'5-second rule' upheld
Jillian Clarke was a Chicago high school student when she investigated the "5-second rule" that states if food falls to the floor for fewer than 5 seconds, it is safe to pick it up and eat it.
She found, in a survey, that 76 percent of U.S. women and 56 percent of men were familiar with the 5-second rule, and used it to justify picking up and eating dropped treats, or letting their children do so.
Clarke swabbed floors at the University of Illinois and found them surprisingly clean of microbes, thus justifying the rule.
Frank Smith of Orlando, Florida, won his engineering IgNobel posthumously for patenting his peculiar comb-over -- a way of covering up a bald spot with hair.
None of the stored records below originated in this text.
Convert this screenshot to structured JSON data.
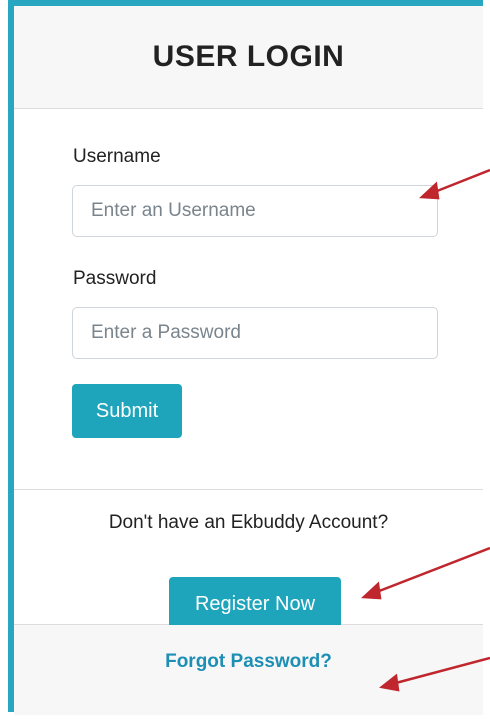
{
  "login": {
    "title": "USER LOGIN",
    "username_label": "Username",
    "username_placeholder": "Enter an Username",
    "password_label": "Password",
    "password_placeholder": "Enter a Password",
    "submit_label": "Submit"
  },
  "register": {
    "prompt": "Don't have an Ekbuddy Account?",
    "button_label": "Register Now"
  },
  "footer": {
    "forgot_label": "Forgot Password?"
  },
  "colors": {
    "accent": "#1ea5bb",
    "link": "#1d8fb5",
    "annotation_arrow": "#c0262d"
  }
}
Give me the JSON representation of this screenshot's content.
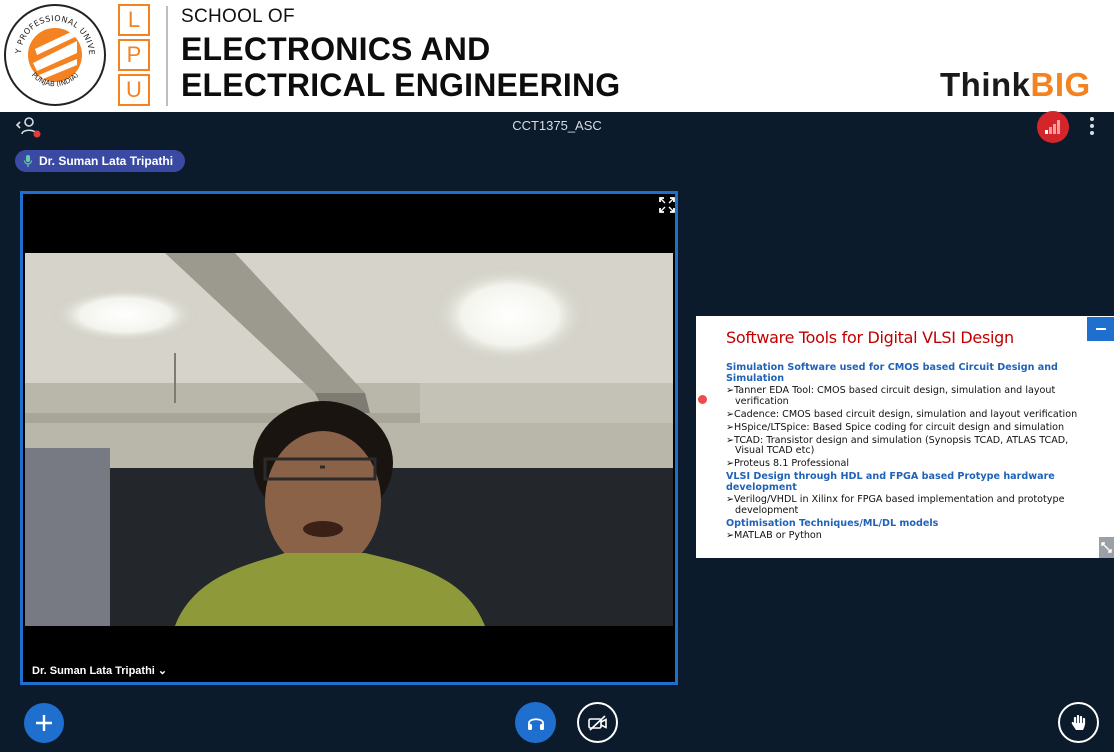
{
  "header": {
    "seal_text_top": "LOVELY PROFESSIONAL UNIVERSITY",
    "seal_text_bottom": "PUNJAB (INDIA)",
    "lpu_letters": [
      "L",
      "P",
      "U"
    ],
    "school_of": "SCHOOL OF",
    "school_line1": "ELECTRONICS AND",
    "school_line2": "ELECTRICAL ENGINEERING",
    "tagline_think": "Think",
    "tagline_big": "BIG"
  },
  "session": {
    "title": "CCT1375_ASC"
  },
  "talking_indicator": {
    "name": "Dr. Suman Lata Tripathi"
  },
  "webcam": {
    "name": "Dr. Suman Lata Tripathi",
    "name_suffix": "⌄"
  },
  "slide": {
    "title": "Software Tools for Digital VLSI Design",
    "sections": [
      {
        "heading": "Simulation Software used for CMOS based Circuit Design and Simulation",
        "items": [
          "➢Tanner EDA Tool: CMOS based circuit design, simulation and layout verification",
          "➢Cadence: CMOS based circuit design, simulation and layout verification",
          "➢HSpice/LTSpice: Based Spice coding for circuit design and simulation",
          "➢TCAD: Transistor design and simulation (Synopsis TCAD, ATLAS TCAD, Visual TCAD etc)",
          "➢Proteus 8.1 Professional"
        ]
      },
      {
        "heading": "VLSI Design through HDL and FPGA based Protype hardware development",
        "items": [
          "➢Verilog/VHDL in Xilinx for FPGA based implementation and prototype development"
        ]
      },
      {
        "heading": "Optimisation Techniques/ML/DL models",
        "items": [
          "➢MATLAB or Python"
        ]
      }
    ]
  },
  "colors": {
    "accent": "#1f6fcf",
    "alert": "#d3262a",
    "brand_orange": "#f58220",
    "background": "#0c1b2c",
    "slide_title": "#c00000",
    "slide_heading": "#1f62b8"
  },
  "icons": {
    "user_menu": "user-back-icon",
    "connection": "signal-bars-icon",
    "more": "vertical-dots-icon",
    "mic": "microphone-icon",
    "expand": "expand-arrows-icon",
    "add": "plus-icon",
    "audio": "headphones-icon",
    "video": "camera-off-icon",
    "hand": "raise-hand-icon"
  }
}
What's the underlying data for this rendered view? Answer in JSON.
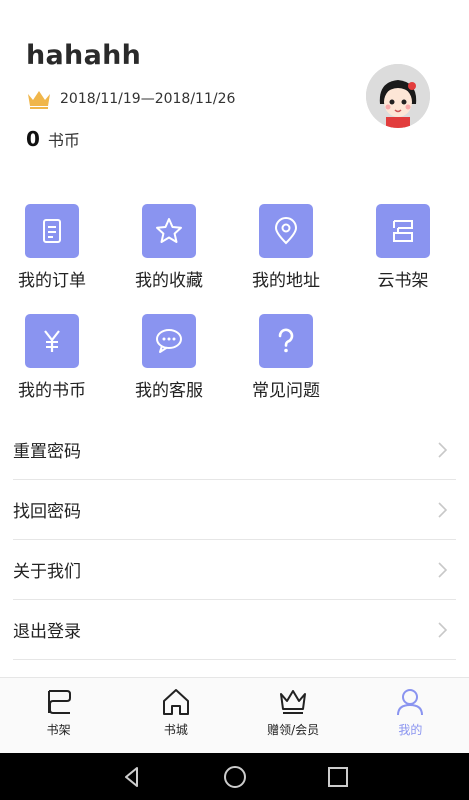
{
  "profile": {
    "username": "hahahh",
    "vip_range": "2018/11/19—2018/11/26",
    "coin_count": "0",
    "coin_unit": "书币"
  },
  "colors": {
    "accent": "#8a94f0",
    "crown": "#f0b64a"
  },
  "grid": [
    {
      "label": "我的订单",
      "icon": "order-icon"
    },
    {
      "label": "我的收藏",
      "icon": "star-icon"
    },
    {
      "label": "我的地址",
      "icon": "location-icon"
    },
    {
      "label": "云书架",
      "icon": "cloud-shelf-icon"
    },
    {
      "label": "我的书币",
      "icon": "yen-icon"
    },
    {
      "label": "我的客服",
      "icon": "chat-icon"
    },
    {
      "label": "常见问题",
      "icon": "question-icon"
    }
  ],
  "menu": [
    {
      "label": "重置密码"
    },
    {
      "label": "找回密码"
    },
    {
      "label": "关于我们"
    },
    {
      "label": "退出登录"
    }
  ],
  "tabs": [
    {
      "label": "书架",
      "icon": "bookshelf-icon"
    },
    {
      "label": "书城",
      "icon": "bookstore-icon"
    },
    {
      "label": "赠领/会员",
      "icon": "crown-icon"
    },
    {
      "label": "我的",
      "icon": "user-icon",
      "active": true
    }
  ],
  "system_nav": [
    "back-icon",
    "home-icon",
    "recents-icon"
  ]
}
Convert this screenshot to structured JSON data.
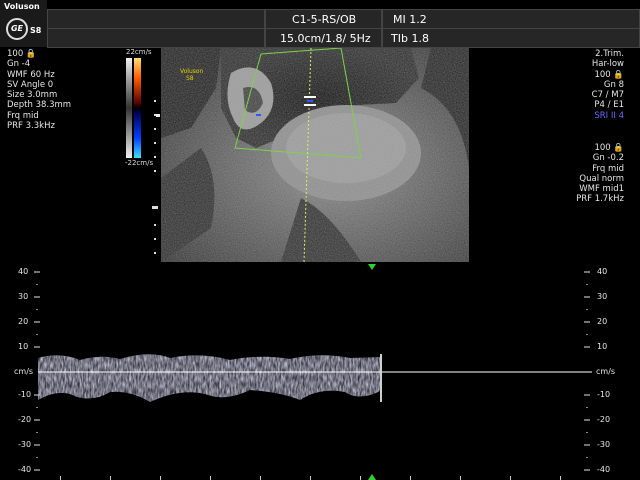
{
  "header": {
    "brand": "Voluson",
    "logo": "GE",
    "model": "S8",
    "probe": "C1-5-RS/OB",
    "mi": "MI  1.2",
    "depth_freq": "15.0cm/1.8/ 5Hz",
    "tib": "TIb  1.8"
  },
  "left_panel": {
    "lines": [
      "100 🔒",
      "Gn  -4",
      "WMF 60 Hz",
      "SV Angle  0",
      "Size  3.0mm",
      "Depth 38.3mm",
      "Frq mid",
      "PRF  3.3kHz"
    ]
  },
  "colorbar": {
    "top_label": "22cm/s",
    "bottom_label": "-22cm/s"
  },
  "image_overlay": {
    "line1": "Voluson",
    "line2": "S8"
  },
  "right_panel": {
    "lines": [
      "2.Trim.",
      "Har-low",
      "100 🔒",
      "Gn  8",
      "C7 / M7",
      "P4 / E1"
    ],
    "highlight": "SRI II 4"
  },
  "right_panel2": {
    "lines": [
      "100 🔒",
      "Gn -0.2",
      "Frq mid",
      "Qual norm",
      "WMF mid1",
      "PRF  1.7kHz"
    ]
  },
  "spectrum": {
    "unit": "cm/s",
    "scale": [
      "40",
      "30",
      "20",
      "10",
      "cm/s",
      "-10",
      "-20",
      "-30",
      "-40"
    ]
  },
  "colors": {
    "background": "#000000",
    "header_cell": "#262626",
    "roi_box": "#7cd24a",
    "baseline": "#ffffff",
    "marker": "#2ed12e"
  }
}
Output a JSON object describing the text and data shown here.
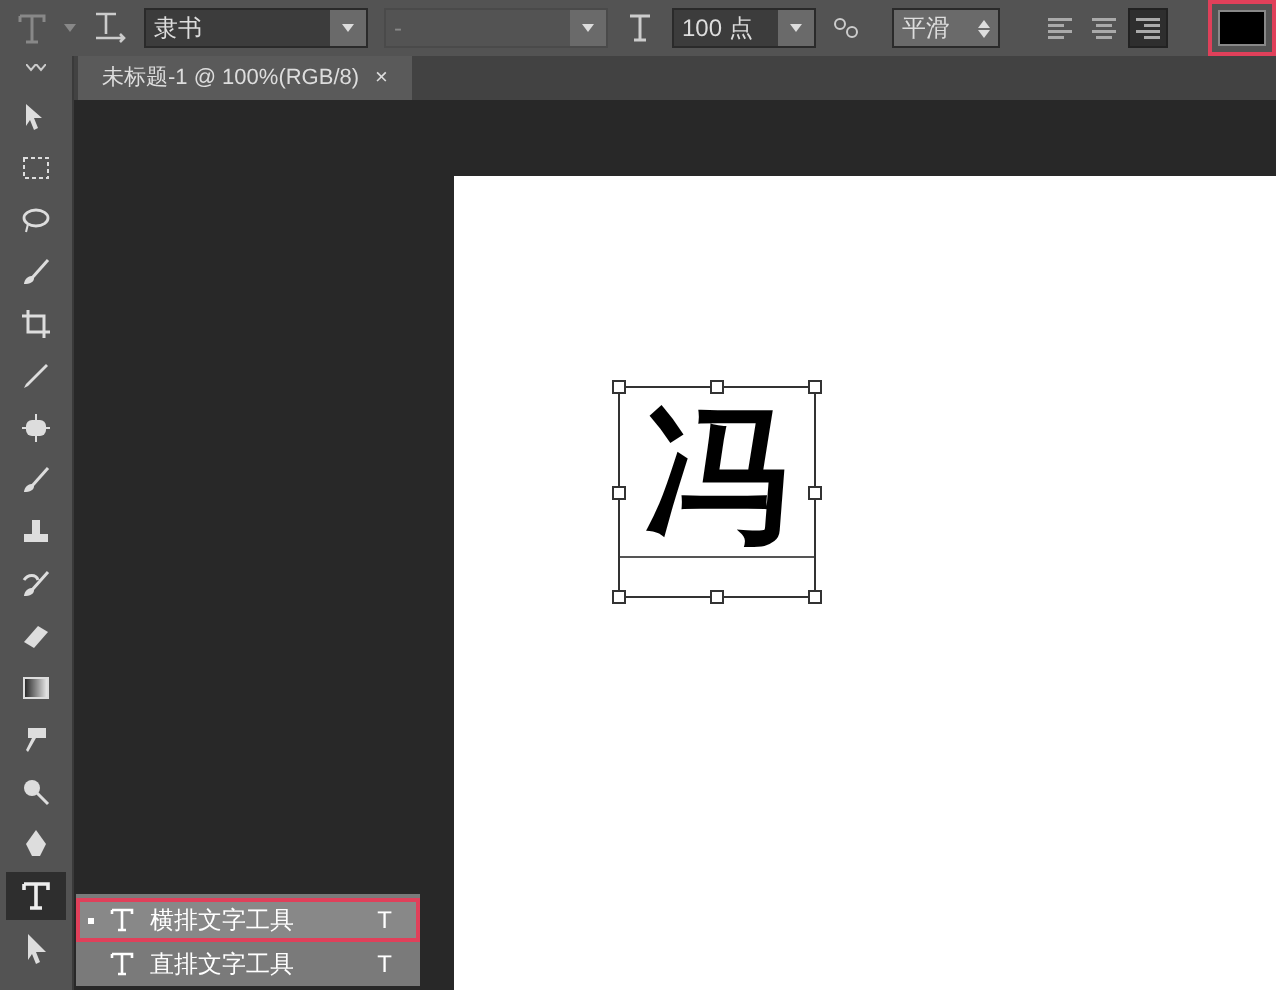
{
  "options_bar": {
    "font_family": "隶书",
    "font_style": "-",
    "font_size": "100 点",
    "antialias": "平滑",
    "align": [
      {
        "kind": "left",
        "selected": false
      },
      {
        "kind": "center",
        "selected": false
      },
      {
        "kind": "right",
        "selected": true
      }
    ],
    "color_highlighted": true
  },
  "document_tab": {
    "title": "未标题-1 @ 100%(RGB/8)",
    "close": "×"
  },
  "tools": [
    {
      "kind": "move",
      "selected": false
    },
    {
      "kind": "marquee",
      "selected": false
    },
    {
      "kind": "lasso",
      "selected": false
    },
    {
      "kind": "brush",
      "selected": false
    },
    {
      "kind": "crop",
      "selected": false
    },
    {
      "kind": "eyedropper",
      "selected": false
    },
    {
      "kind": "heal",
      "selected": false
    },
    {
      "kind": "brush",
      "selected": false
    },
    {
      "kind": "stamp",
      "selected": false
    },
    {
      "kind": "history",
      "selected": false
    },
    {
      "kind": "eraser",
      "selected": false
    },
    {
      "kind": "gradient",
      "selected": false
    },
    {
      "kind": "blur",
      "selected": false
    },
    {
      "kind": "dodge",
      "selected": false
    },
    {
      "kind": "pen",
      "selected": false
    },
    {
      "kind": "type",
      "selected": true
    },
    {
      "kind": "select",
      "selected": false
    }
  ],
  "canvas_text": "冯",
  "flyout_menu": [
    {
      "label": "横排文字工具",
      "shortcut": "T",
      "selected": true
    },
    {
      "label": "直排文字工具",
      "shortcut": "T",
      "selected": false
    }
  ]
}
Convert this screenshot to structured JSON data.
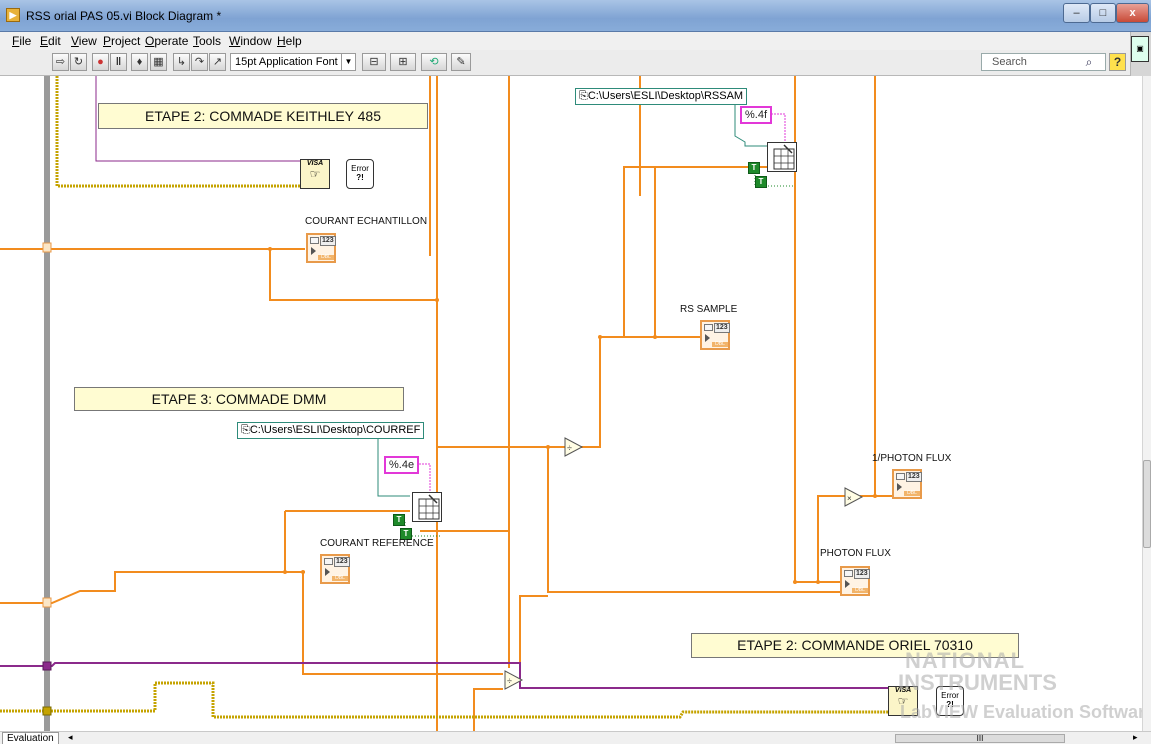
{
  "window": {
    "title": "RSS orial PAS 05.vi Block Diagram *",
    "buttons": {
      "minimize": "–",
      "maximize": "□",
      "close": "x"
    }
  },
  "menu": [
    "File",
    "Edit",
    "View",
    "Project",
    "Operate",
    "Tools",
    "Window",
    "Help"
  ],
  "toolbar": {
    "font": "15pt Application Font",
    "search_placeholder": "Search"
  },
  "diagram": {
    "banners": {
      "keithley": "ETAPE 2: COMMADE KEITHLEY 485",
      "dmm": "ETAPE 3: COMMADE  DMM",
      "oriel": "ETAPE 2: COMMANDE ORIEL 70310"
    },
    "labels": {
      "courant_echantillon": "COURANT ECHANTILLON",
      "rs_sample": "RS SAMPLE",
      "courant_reference": "COURANT REFERENCE",
      "photon_flux": "PHOTON FLUX",
      "inv_photon_flux": "1/PHOTON FLUX"
    },
    "path_constants": {
      "rssam": "C:\\Users\\ESLI\\Desktop\\RSSAM",
      "courref": "C:\\Users\\ESLI\\Desktop\\COURREF"
    },
    "format_constants": {
      "rssam_fmt": "%.4f",
      "courref_fmt": "%.4e"
    },
    "bool_true": "T",
    "indicator_num": "123",
    "indicator_tag": "DBL",
    "visa_label": "VISA",
    "error_label": "Error",
    "error_sub": "?!",
    "divide": "÷",
    "multiply": "×"
  },
  "watermark": {
    "line1": "NATIONAL",
    "line2": "INSTRUMENTS",
    "line3": "LabVIEW Evaluation Software"
  },
  "statusbar": {
    "tab": "Evaluation",
    "hscroll_grip": "III"
  },
  "colors": {
    "wire_dbl": "#f28c1e",
    "wire_error": "#c5a300",
    "wire_visa": "#8b2a8b",
    "wire_string": "#e238d8",
    "wire_path": "#2e8b7a",
    "banner_bg": "#fffcd2"
  }
}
"He actually had a diagram and a science to the method that he used," Smith's granddaughter, Heather Smith Adams, said in a telephone interview.
"There was a specific pattern -- you had to grow out your hair to a particular length and there was an actual pattern for how you laid the hair over one side and then combed it over to the other side," added Smith.
"You know how combovers have that stringy look? This is to avoid that stringy look. I didn't know for a long time that he even had a comb-over."
A chemistry IgNobel went to Coca-Cola Company of Britain "for using advanced technology to convert liquid from the River Thames into Dasani, a transparent form of water, which for precautionary reasons has been made unavailable to consumers."
Five hundred thousand bottles of the product were pulled from the market last March after unacceptable levels of bromate, a potential cancer-causing chemical, were found. Coke is seeking a new British bottling location.